Cops bust man impersonating federal agent in Palm Beach county
A Florida man tried to get away with shoplifting an iPhone Wednesday by telling police he was a U.S. Marshal, Boynton Beach police say. He even showed cops a belt badge with “Marshal” that went with his U.S. Marshal lapel pin.
But, a few questions later, 61-year-old John O’Grady was under arrest for retail theft and impersonating a law enforcement officer.
According to the probable cause affidavit, employees at the 550 N. Congress Ave. Best Buy saw O’Grady pilfering an iPhone 10 days earlier, but hadn’t completed a report. Upon seeing him back in the store Wednesday, they called police to issue O’Grady a trespass warning. Arriving cops found a man in a tie and a gray business suit with a U.S. Marshals lapel pin.
What happened next was caught on police body camera.
Cops asked O’Grady if he had a firearm, he told them about a gun on his hip. So, they asked if he was a police officer, to which O’Grady said, “I am not” while pulling back his suit jacket to better display the badge on his belt.
Boynton Beach officer: “What are you?”
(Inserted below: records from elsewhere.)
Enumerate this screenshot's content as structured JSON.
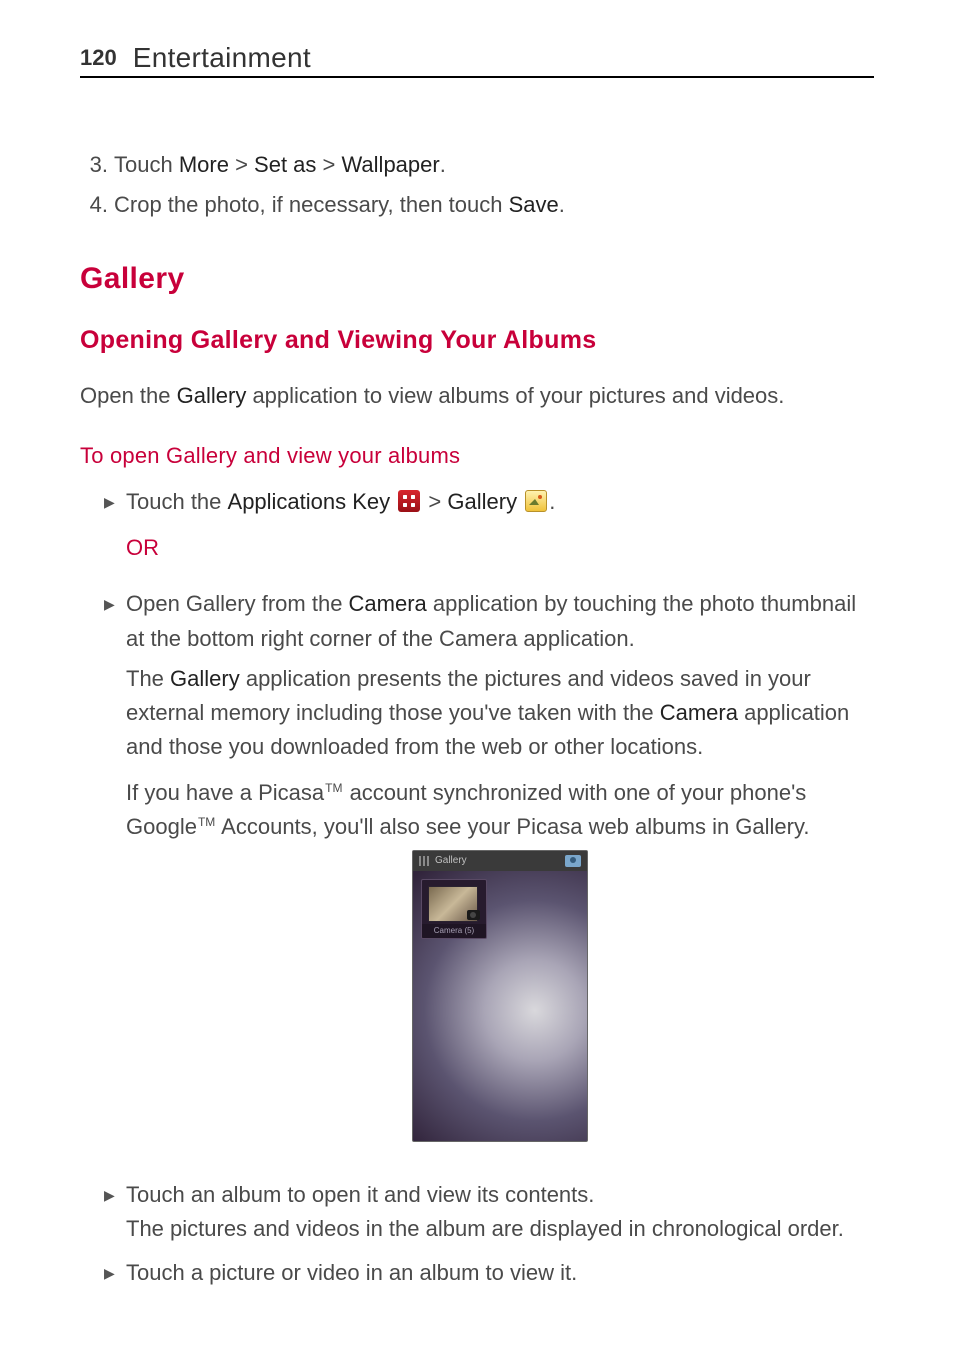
{
  "page_number": "120",
  "section_header": "Entertainment",
  "steps": {
    "three": {
      "num": "3.",
      "pre": "Touch ",
      "parts": [
        "More",
        " > ",
        "Set as",
        " > ",
        "Wallpaper",
        "."
      ]
    },
    "four": {
      "num": "4.",
      "pre": "Crop the photo, if necessary, then touch ",
      "bold": "Save",
      "post": "."
    }
  },
  "h1": "Gallery",
  "h2": "Opening Gallery and Viewing Your Albums",
  "intro": {
    "pre": "Open the ",
    "bold": "Gallery",
    "post": " application to view albums of your pictures and videos."
  },
  "h3": "To open Gallery and view your albums",
  "b1": {
    "pre": "Touch the ",
    "b1": "Applications Key",
    "mid1": " > ",
    "b2": "Gallery",
    "post": "."
  },
  "or": "OR",
  "b2": {
    "p1_pre": "Open Gallery from the ",
    "p1_b": "Camera",
    "p1_post": " application by touching the photo thumbnail at the bottom right corner of the Camera application.",
    "p2_pre": "The ",
    "p2_b1": "Gallery",
    "p2_mid": " application presents the pictures and videos saved in your external memory including those you've taken with the ",
    "p2_b2": "Camera",
    "p2_post": " application and those you downloaded from the web or other locations.",
    "p3_pre": "If you have a Picasa",
    "p3_tm1": "TM",
    "p3_mid": " account synchronized with one of your phone's Google",
    "p3_tm2": "TM",
    "p3_post": " Accounts, you'll also see your Picasa web albums in Gallery."
  },
  "screenshot": {
    "topbar_label": "Gallery",
    "album_label": "Camera (5)"
  },
  "b3": {
    "l1": "Touch an album to open it and view its contents.",
    "l2": "The pictures and videos in the album are displayed in chronological order."
  },
  "b4": "Touch a picture or video in an album to view it.",
  "icons": {
    "applications": "applications-key-icon",
    "gallery": "gallery-icon"
  },
  "accent_color": "#c8003a"
}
O’Grady: “A federal marshal.”
Asked if he had his federal marshal ID, O’Grady said he didn’t, to which a Boynton Beach officer said, “So you’re carrying a weapon and you have no ID on you?”
OGrady replied, “I just stepped out of the house to get this.”
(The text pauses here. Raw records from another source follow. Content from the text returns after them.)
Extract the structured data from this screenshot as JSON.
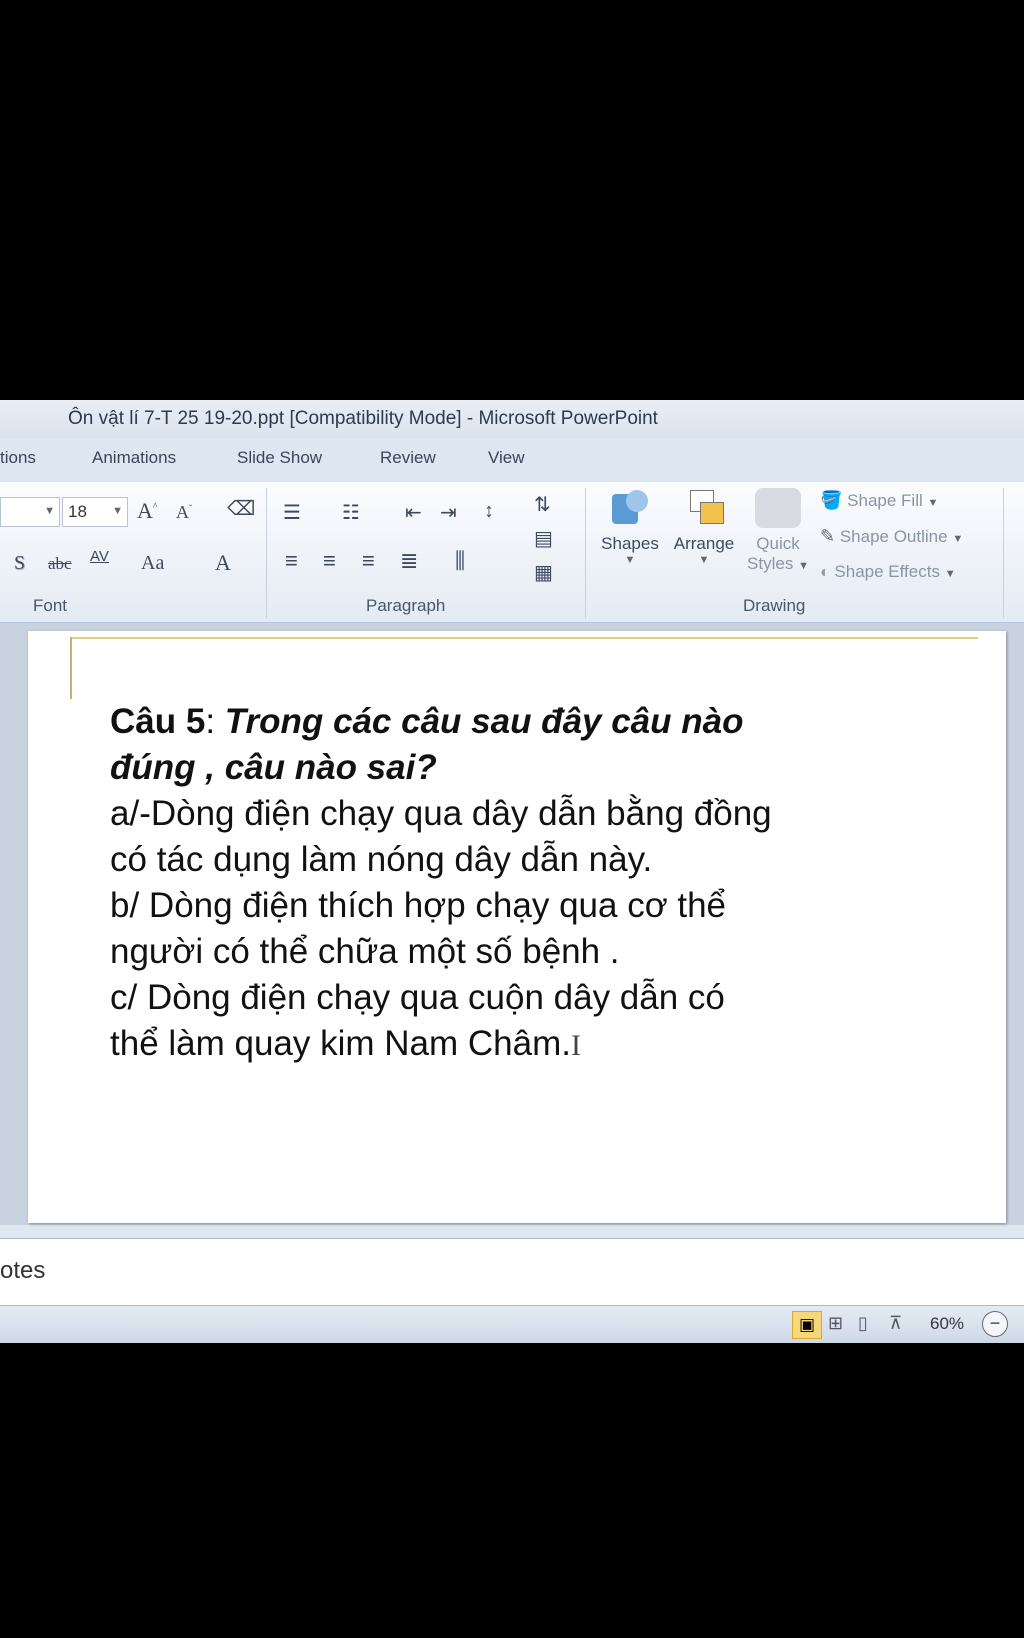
{
  "window": {
    "title": "Ôn vật lí 7-T 25 19-20.ppt [Compatibility Mode]  -  Microsoft PowerPoint"
  },
  "tabs": [
    "tions",
    "Animations",
    "Slide Show",
    "Review",
    "View"
  ],
  "ribbon": {
    "font": {
      "size": "18",
      "group_label": "Font",
      "grow": "A",
      "shrink": "A",
      "shadow": "S",
      "strike": "abc",
      "spacing": "AV",
      "case": "Aa",
      "color": "A"
    },
    "paragraph": {
      "group_label": "Paragraph"
    },
    "drawing": {
      "group_label": "Drawing",
      "shapes": "Shapes",
      "arrange": "Arrange",
      "quick": "Quick",
      "styles": "Styles",
      "shape_fill": "Shape Fill",
      "shape_outline": "Shape Outline",
      "shape_effects": "Shape Effects"
    }
  },
  "slide": {
    "q_label": "Câu 5",
    "q_colon": ": ",
    "q_italic_1": "Trong các câu sau đây câu nào",
    "q_italic_2": "đúng , câu nào sai?",
    "lines": [
      "a/-Dòng điện chạy qua dây dẫn bằng đồng",
      "có tác dụng làm nóng dây dẫn này.",
      "b/ Dòng điện thích hợp chạy qua cơ thể",
      "người có thể chữa một số bệnh .",
      "c/ Dòng điện chạy qua cuộn dây dẫn có",
      "thể làm quay kim Nam Châm."
    ]
  },
  "notes": {
    "label": "otes"
  },
  "status": {
    "zoom": "60%"
  }
}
When O’Grady couldn’t give them a number for his supervisor, his subterfuge quickly began to crumble. Officers took the gun off his hip and began to handcuff O’Grady, who asked, “For what?”
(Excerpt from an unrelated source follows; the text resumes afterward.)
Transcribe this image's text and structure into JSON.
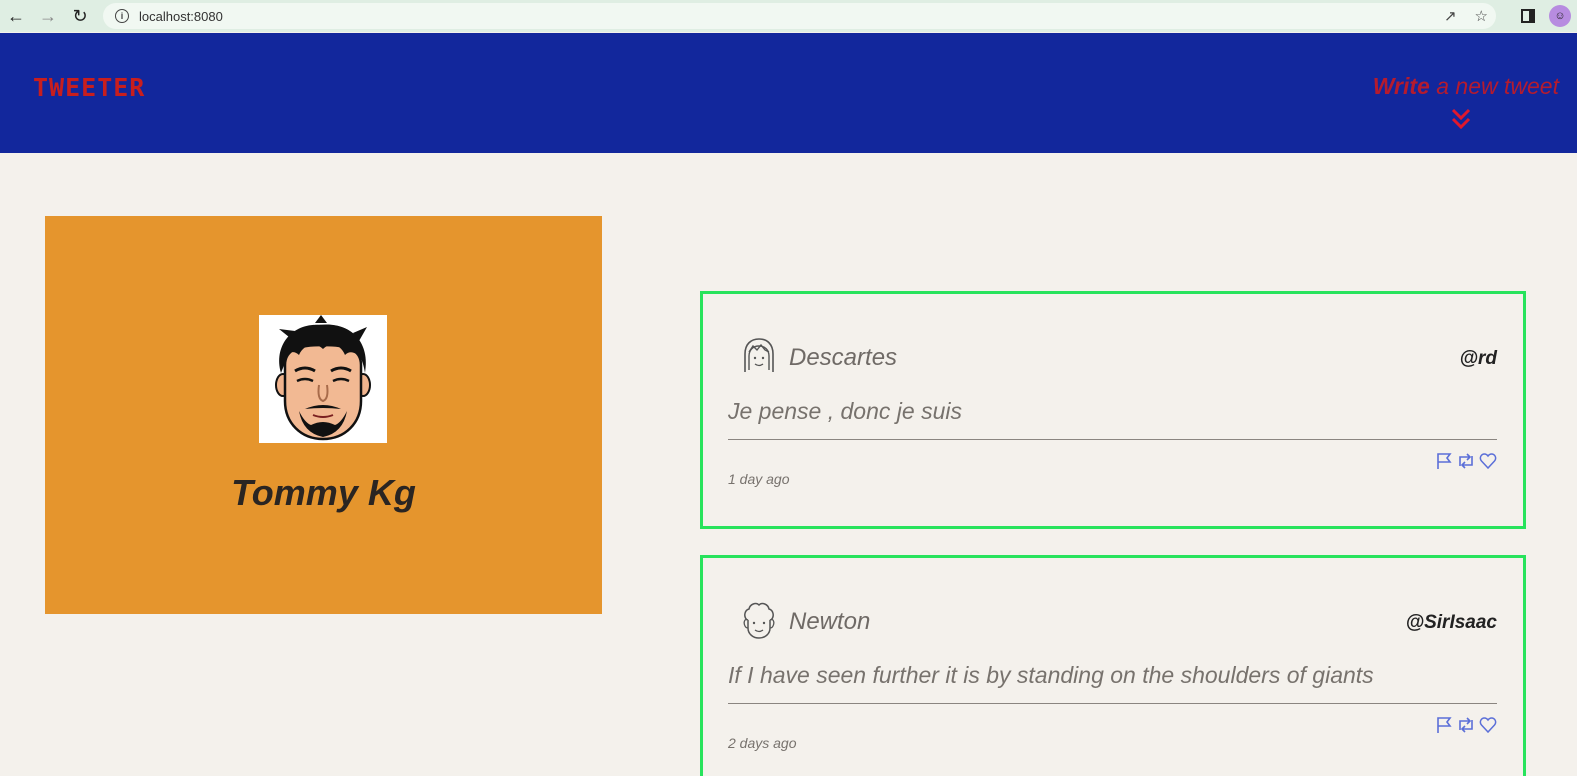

“Until we figure out what’s going on. You have a weapon, you have no ID on you —”
“It’s not a real weapon.”
“You’re carrying a fake weapon? And you’re a federal marshal?”
“No,” O’Grady admitted.
After officers congratulated him on admitting to the felonious impersonation, O’Grady claimed he didn’t know what he’d done was illegal. The gun turned out to be a Powerline Daisy 426 BB gun. Police say when they searched O’Grady’s car, they found an iPhone 10 on the passenger seat with matching serial numbers to the one shoplifted days before.
O’Grady denied stealing the phone. It would fit with his past, which includes convictions for burglary, grand theft and petit theft.